## [PROBLEM TO SOLVE]
The records that follow are to be repeated exactly, in full.

## [DATA FOR THIS TASK]
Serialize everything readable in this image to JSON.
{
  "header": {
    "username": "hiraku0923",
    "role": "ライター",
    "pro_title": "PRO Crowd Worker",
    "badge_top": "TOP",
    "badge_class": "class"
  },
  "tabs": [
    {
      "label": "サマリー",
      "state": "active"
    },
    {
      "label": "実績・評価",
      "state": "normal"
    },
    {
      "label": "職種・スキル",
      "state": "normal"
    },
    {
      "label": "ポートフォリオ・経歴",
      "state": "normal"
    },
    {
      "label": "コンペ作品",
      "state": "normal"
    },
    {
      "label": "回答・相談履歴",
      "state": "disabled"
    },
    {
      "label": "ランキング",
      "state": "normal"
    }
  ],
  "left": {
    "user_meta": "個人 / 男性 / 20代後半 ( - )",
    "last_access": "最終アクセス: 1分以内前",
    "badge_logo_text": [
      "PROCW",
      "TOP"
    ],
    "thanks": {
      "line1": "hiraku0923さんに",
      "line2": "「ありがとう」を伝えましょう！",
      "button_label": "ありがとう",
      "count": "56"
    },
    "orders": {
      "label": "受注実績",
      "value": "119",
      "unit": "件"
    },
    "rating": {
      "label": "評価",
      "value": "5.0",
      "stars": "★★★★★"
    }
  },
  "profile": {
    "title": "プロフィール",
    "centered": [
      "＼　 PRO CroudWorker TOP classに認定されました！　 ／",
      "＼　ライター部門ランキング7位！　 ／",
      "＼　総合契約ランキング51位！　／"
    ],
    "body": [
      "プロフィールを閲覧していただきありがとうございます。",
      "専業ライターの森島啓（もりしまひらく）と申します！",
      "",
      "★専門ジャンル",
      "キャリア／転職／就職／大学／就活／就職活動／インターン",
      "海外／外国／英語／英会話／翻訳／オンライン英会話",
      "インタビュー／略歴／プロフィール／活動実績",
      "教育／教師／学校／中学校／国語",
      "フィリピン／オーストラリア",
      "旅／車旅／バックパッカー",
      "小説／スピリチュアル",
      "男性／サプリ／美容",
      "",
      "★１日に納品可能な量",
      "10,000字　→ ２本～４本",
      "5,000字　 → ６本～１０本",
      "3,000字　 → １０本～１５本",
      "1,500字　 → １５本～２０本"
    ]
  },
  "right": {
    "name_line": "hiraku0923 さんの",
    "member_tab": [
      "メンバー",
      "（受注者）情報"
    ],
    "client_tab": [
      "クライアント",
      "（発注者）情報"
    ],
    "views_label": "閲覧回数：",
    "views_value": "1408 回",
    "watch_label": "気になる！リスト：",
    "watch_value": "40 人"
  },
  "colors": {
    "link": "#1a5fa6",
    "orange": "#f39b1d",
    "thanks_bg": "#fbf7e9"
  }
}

## [ANSWER AREA]
Serialize everything readable in this image to JSON.
{
  "header": {
    "username": "hiraku0923",
    "role": "ライター",
    "pro_title": "PRO Crowd Worker",
    "badge_top": "TOP",
    "badge_class": "class"
  },
  "tabs": [
    {
      "label": "サマリー",
      "state": "active"
    },
    {
      "label": "実績・評価",
      "state": "normal"
    },
    {
      "label": "職種・スキル",
      "state": "normal"
    },
    {
      "label": "ポートフォリオ・経歴",
      "state": "normal"
    },
    {
      "label": "コンペ作品",
      "state": "normal"
    },
    {
      "label": "回答・相談履歴",
      "state": "disabled"
    },
    {
      "label": "ランキング",
      "state": "normal"
    }
  ],
  "left": {
    "user_meta": "個人 / 男性 / 20代後半 ( - )",
    "last_access": "最終アクセス: 1分以内前",
    "badge_logo_text": [
      "PROCW",
      "TOP"
    ],
    "thanks": {
      "line1": "hiraku0923さんに",
      "line2": "「ありがとう」を伝えましょう！",
      "button_label": "ありがとう",
      "count": "56"
    },
    "orders": {
      "label": "受注実績",
      "value": "119",
      "unit": "件"
    },
    "rating": {
      "label": "評価",
      "value": "5.0",
      "stars": "★★★★★"
    }
  },
  "profile": {
    "title": "プロフィール",
    "centered": [
      "＼　 PRO CroudWorker TOP classに認定されました！　 ／",
      "＼　ライター部門ランキング7位！　 ／",
      "＼　総合契約ランキング51位！　／"
    ],
    "body": [
      "プロフィールを閲覧していただきありがとうございます。",
      "専業ライターの森島啓（もりしまひらく）と申します！",
      "",
      "★専門ジャンル",
      "キャリア／転職／就職／大学／就活／就職活動／インターン",
      "海外／外国／英語／英会話／翻訳／オンライン英会話",
      "インタビュー／略歴／プロフィール／活動実績",
      "教育／教師／学校／中学校／国語",
      "フィリピン／オーストラリア",
      "旅／車旅／バックパッカー",
      "小説／スピリチュアル",
      "男性／サプリ／美容",
      "",
      "★１日に納品可能な量",
      "10,000字　→ ２本～４本",
      "5,000字　 → ６本～１０本",
      "3,000字　 → １０本～１５本",
      "1,500字　 → １５本～２０本"
    ]
  },
  "right": {
    "name_line": "hiraku0923 さんの",
    "member_tab": [
      "メンバー",
      "（受注者）情報"
    ],
    "client_tab": [
      "クライアント",
      "（発注者）情報"
    ],
    "views_label": "閲覧回数：",
    "views_value": "1408 回",
    "watch_label": "気になる！リスト：",
    "watch_value": "40 人"
  },
  "colors": {
    "link": "#1a5fa6",
    "orange": "#f39b1d",
    "thanks_bg": "#fbf7e9"
  }
}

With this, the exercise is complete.